AB - In previous work, we presented a method for estimation and correction of non-linear mathematical model structures, within a Bayesian framework, by merging uncertain knowledge about process physics with uncertain and incomplete observations of dynamical input-state-output behavior. The resulting uncertainty in the model input-state-output mapping is expressed as a weighted combination of an uncertain conceptual model prior and a data-derived probability density function, with weights depending on the conditional data density. Our algorithm is based on the use of iterative data assimilation to update a conceptual model prior using observed system data, and thereby construct a posterior estimate of the model structure (the mathematical form of the equation itself, not just its parameters) that is consistent with both physically based prior knowledge and with the information in the data. An important aspect of the approach is that it facilitates a clear differentiation between the influences of different types of uncertainties (initial condition, input, and mapping structure) on the model prediction. Further, if some prior assumptions regarding the structural (mathematical) forms of the model equations exist, the procedure can help reveal errors in those forms and how they should be corrected. This paper examines the properties of the approach by investigating two case studies in considerable detail. The results show how, and to what degree, the structure of a dynamical hydrological model can be estimated without little or no prior knowledge (or under conditions of incorrect prior information) regarding the functional forms of the storage-streamflow and storage-evapotranspiration relationships. The importance and implications of careful specification of the model prior are illustrated and discussed.

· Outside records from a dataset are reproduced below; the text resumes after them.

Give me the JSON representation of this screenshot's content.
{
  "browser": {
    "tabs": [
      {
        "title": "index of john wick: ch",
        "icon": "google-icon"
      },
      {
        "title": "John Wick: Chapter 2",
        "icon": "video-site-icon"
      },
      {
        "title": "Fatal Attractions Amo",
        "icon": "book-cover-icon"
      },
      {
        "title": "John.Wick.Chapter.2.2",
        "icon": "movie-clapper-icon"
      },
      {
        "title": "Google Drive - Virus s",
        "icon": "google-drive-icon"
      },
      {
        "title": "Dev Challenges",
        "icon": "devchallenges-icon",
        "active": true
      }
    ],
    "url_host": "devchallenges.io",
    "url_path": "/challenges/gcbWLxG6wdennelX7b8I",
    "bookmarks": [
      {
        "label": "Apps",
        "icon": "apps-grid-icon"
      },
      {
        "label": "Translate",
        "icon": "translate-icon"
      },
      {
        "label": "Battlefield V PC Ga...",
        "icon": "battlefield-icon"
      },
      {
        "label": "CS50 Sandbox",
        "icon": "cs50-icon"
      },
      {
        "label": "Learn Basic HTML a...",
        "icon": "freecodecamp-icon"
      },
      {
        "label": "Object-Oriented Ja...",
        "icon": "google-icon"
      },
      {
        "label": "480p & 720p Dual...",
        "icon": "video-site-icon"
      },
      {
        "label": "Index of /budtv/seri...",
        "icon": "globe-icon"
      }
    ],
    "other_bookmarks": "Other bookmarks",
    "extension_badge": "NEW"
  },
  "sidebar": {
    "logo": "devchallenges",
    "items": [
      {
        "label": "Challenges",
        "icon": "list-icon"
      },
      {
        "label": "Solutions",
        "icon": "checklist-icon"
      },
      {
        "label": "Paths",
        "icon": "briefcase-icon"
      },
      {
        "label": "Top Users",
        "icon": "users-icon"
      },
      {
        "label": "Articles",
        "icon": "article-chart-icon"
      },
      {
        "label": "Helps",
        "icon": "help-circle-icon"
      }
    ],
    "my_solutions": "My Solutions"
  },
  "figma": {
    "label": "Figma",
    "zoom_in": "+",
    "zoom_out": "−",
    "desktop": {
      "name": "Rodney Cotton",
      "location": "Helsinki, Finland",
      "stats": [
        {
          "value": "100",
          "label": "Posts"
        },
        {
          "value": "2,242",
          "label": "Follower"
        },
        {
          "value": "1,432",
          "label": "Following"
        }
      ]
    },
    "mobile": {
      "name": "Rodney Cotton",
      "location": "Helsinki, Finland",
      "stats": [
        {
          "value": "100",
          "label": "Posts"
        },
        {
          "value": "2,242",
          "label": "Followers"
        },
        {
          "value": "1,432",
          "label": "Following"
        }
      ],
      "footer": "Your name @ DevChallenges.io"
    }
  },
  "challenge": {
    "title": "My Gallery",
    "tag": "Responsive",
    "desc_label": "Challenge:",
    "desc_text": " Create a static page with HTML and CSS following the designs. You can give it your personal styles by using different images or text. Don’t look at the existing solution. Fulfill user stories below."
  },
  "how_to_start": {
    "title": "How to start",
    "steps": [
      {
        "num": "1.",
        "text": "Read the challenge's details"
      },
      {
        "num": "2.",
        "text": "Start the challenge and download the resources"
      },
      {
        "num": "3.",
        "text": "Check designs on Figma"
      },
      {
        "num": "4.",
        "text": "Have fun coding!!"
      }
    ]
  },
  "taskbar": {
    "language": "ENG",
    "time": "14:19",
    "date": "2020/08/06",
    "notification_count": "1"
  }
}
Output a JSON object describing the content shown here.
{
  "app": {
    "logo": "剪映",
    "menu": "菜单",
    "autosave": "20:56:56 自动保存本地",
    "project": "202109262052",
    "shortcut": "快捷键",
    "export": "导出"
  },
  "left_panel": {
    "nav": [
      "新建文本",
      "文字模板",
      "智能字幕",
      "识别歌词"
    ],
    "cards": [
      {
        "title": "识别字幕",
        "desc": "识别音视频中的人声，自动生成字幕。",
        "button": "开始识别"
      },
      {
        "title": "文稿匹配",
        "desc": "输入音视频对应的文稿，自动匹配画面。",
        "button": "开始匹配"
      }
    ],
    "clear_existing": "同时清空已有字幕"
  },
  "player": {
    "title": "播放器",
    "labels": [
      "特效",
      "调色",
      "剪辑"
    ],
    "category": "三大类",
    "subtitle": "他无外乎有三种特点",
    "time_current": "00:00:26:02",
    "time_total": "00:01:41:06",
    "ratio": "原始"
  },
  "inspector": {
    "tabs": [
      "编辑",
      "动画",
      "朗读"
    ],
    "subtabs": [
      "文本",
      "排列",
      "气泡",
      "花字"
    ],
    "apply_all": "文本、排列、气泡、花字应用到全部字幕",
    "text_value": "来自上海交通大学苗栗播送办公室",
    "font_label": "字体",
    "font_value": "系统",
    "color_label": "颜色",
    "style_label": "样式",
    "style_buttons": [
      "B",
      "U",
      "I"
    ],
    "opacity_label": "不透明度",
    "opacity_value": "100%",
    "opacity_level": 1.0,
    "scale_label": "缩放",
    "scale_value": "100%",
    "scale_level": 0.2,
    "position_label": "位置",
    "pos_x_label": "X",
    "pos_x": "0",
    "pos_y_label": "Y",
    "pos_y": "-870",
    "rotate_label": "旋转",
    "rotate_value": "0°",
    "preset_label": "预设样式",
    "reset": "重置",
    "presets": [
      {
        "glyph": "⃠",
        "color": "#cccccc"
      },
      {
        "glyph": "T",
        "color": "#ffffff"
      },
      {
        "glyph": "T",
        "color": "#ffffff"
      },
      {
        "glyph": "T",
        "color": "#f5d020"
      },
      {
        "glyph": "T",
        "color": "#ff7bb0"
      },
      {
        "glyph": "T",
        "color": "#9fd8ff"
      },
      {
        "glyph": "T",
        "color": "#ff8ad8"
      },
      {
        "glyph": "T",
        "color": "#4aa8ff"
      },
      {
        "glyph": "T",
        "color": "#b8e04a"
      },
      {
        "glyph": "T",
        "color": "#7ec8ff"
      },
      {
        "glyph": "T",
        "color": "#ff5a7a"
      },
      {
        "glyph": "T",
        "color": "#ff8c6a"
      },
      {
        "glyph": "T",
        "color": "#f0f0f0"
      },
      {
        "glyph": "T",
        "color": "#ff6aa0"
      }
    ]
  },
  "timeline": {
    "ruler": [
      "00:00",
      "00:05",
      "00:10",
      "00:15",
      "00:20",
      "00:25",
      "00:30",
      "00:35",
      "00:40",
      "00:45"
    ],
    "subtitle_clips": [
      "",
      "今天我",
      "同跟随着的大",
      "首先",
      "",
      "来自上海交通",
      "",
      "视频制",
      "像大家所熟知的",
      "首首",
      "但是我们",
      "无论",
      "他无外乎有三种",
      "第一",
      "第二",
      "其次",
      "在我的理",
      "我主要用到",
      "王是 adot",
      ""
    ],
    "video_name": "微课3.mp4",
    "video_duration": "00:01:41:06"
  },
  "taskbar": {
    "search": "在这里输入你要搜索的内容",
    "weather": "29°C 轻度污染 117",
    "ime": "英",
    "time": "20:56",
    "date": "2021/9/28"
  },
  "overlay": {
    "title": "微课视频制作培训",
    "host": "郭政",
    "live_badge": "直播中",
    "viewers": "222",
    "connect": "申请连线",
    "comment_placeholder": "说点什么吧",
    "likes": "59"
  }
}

KW - Bayesian statistics

KW - Data assimilation

KW - Model structure estimation

KW - Uncertainty

KW - Water balance

UR - http://www.scopus.com/inward/record.url?scp=77954427278&partnerID=8YFLogxK

UR - http://www.scopus.com/inward/citedby.url?scp=77954427278&partnerID=8YFLogxK

U2 - 10.1007/s00477-010-0387-y

DO - 10.1007/s00477-010-0387-y

M3 - Article

AN - SCOPUS:77954427278

VL - 24

SP - 925

EP - 937

JO - Stochastic Environmental Research and Risk Assessment

JF - Stochastic Environmental Research and Risk Assessment

SN - 1436-3240

IS - 6

ER -